REQUIRED WORK:
An exact copy of all the data below is required.

>>>>>

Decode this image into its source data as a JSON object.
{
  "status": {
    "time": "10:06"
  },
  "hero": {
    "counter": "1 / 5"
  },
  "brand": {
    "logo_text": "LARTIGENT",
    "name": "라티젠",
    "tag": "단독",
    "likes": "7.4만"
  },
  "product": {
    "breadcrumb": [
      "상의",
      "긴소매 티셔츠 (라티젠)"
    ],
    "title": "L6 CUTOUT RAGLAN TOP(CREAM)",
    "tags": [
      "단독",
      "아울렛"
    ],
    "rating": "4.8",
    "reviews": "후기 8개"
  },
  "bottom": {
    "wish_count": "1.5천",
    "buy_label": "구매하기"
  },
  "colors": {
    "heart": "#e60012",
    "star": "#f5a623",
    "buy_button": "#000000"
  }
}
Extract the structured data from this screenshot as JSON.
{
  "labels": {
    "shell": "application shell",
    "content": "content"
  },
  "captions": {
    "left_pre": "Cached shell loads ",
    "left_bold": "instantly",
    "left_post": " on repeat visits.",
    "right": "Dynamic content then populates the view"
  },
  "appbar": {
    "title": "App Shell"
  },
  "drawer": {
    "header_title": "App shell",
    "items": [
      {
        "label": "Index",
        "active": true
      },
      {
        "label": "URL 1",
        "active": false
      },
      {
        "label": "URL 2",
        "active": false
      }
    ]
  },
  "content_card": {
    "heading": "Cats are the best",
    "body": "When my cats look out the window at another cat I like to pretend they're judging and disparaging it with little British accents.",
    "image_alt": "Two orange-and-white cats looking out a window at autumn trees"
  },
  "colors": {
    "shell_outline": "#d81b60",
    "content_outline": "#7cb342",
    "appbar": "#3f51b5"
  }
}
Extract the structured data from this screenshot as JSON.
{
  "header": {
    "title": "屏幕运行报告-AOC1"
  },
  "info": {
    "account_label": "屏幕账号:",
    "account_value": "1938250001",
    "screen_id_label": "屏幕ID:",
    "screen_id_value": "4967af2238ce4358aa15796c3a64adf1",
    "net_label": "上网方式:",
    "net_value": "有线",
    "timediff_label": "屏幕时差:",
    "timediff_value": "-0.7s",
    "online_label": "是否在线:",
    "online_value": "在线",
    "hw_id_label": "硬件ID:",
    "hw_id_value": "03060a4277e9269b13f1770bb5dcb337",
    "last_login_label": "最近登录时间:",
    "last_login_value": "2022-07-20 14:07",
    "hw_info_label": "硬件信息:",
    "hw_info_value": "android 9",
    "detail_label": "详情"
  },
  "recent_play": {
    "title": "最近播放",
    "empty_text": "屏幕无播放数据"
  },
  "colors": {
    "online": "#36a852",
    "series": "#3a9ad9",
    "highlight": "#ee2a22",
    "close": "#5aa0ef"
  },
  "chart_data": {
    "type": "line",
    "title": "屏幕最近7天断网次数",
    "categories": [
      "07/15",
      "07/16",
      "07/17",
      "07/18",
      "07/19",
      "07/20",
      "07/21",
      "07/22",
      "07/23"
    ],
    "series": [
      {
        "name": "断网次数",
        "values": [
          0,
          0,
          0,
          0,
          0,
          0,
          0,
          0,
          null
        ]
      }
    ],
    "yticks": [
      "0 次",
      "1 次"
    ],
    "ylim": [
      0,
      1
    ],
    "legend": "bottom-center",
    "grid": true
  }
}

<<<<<

OUTPUT OF THE TASK:
Decode this image into its source data as a JSON object.
{
  "status": {
    "time": "10:06"
  },
  "hero": {
    "counter": "1 / 5"
  },
  "brand": {
    "logo_text": "LARTIGENT",
    "name": "라티젠",
    "tag": "단독",
    "likes": "7.4만"
  },
  "product": {
    "breadcrumb": [
      "상의",
      "긴소매 티셔츠 (라티젠)"
    ],
    "title": "L6 CUTOUT RAGLAN TOP(CREAM)",
    "tags": [
      "단독",
      "아울렛"
    ],
    "rating": "4.8",
    "reviews": "후기 8개"
  },
  "bottom": {
    "wish_count": "1.5천",
    "buy_label": "구매하기"
  },
  "colors": {
    "heart": "#e60012",
    "star": "#f5a623",
    "buy_button": "#000000"
  }
}
Extract the structured data from this screenshot as JSON.
{
  "labels": {
    "shell": "application shell",
    "content": "content"
  },
  "captions": {
    "left_pre": "Cached shell loads ",
    "left_bold": "instantly",
    "left_post": " on repeat visits.",
    "right": "Dynamic content then populates the view"
  },
  "appbar": {
    "title": "App Shell"
  },
  "drawer": {
    "header_title": "App shell",
    "items": [
      {
        "label": "Index",
        "active": true
      },
      {
        "label": "URL 1",
        "active": false
      },
      {
        "label": "URL 2",
        "active": false
      }
    ]
  },
  "content_card": {
    "heading": "Cats are the best",
    "body": "When my cats look out the window at another cat I like to pretend they're judging and disparaging it with little British accents.",
    "image_alt": "Two orange-and-white cats looking out a window at autumn trees"
  },
  "colors": {
    "shell_outline": "#d81b60",
    "content_outline": "#7cb342",
    "appbar": "#3f51b5"
  }
}
Extract the structured data from this screenshot as JSON.
{
  "header": {
    "title": "屏幕运行报告-AOC1"
  },
  "info": {
    "account_label": "屏幕账号:",
    "account_value": "1938250001",
    "screen_id_label": "屏幕ID:",
    "screen_id_value": "4967af2238ce4358aa15796c3a64adf1",
    "net_label": "上网方式:",
    "net_value": "有线",
    "timediff_label": "屏幕时差:",
    "timediff_value": "-0.7s",
    "online_label": "是否在线:",
    "online_value": "在线",
    "hw_id_label": "硬件ID:",
    "hw_id_value": "03060a4277e9269b13f1770bb5dcb337",
    "last_login_label": "最近登录时间:",
    "last_login_value": "2022-07-20 14:07",
    "hw_info_label": "硬件信息:",
    "hw_info_value": "android 9",
    "detail_label": "详情"
  },
  "recent_play": {
    "title": "最近播放",
    "empty_text": "屏幕无播放数据"
  },
  "colors": {
    "online": "#36a852",
    "series": "#3a9ad9",
    "highlight": "#ee2a22",
    "close": "#5aa0ef"
  },
  "chart_data": {
    "type": "line",
    "title": "屏幕最近7天断网次数",
    "categories": [
      "07/15",
      "07/16",
      "07/17",
      "07/18",
      "07/19",
      "07/20",
      "07/21",
      "07/22",
      "07/23"
    ],
    "series": [
      {
        "name": "断网次数",
        "values": [
          0,
          0,
          0,
          0,
          0,
          0,
          0,
          0,
          null
        ]
      }
    ],
    "yticks": [
      "0 次",
      "1 次"
    ],
    "ylim": [
      0,
      1
    ],
    "legend": "bottom-center",
    "grid": true
  }
}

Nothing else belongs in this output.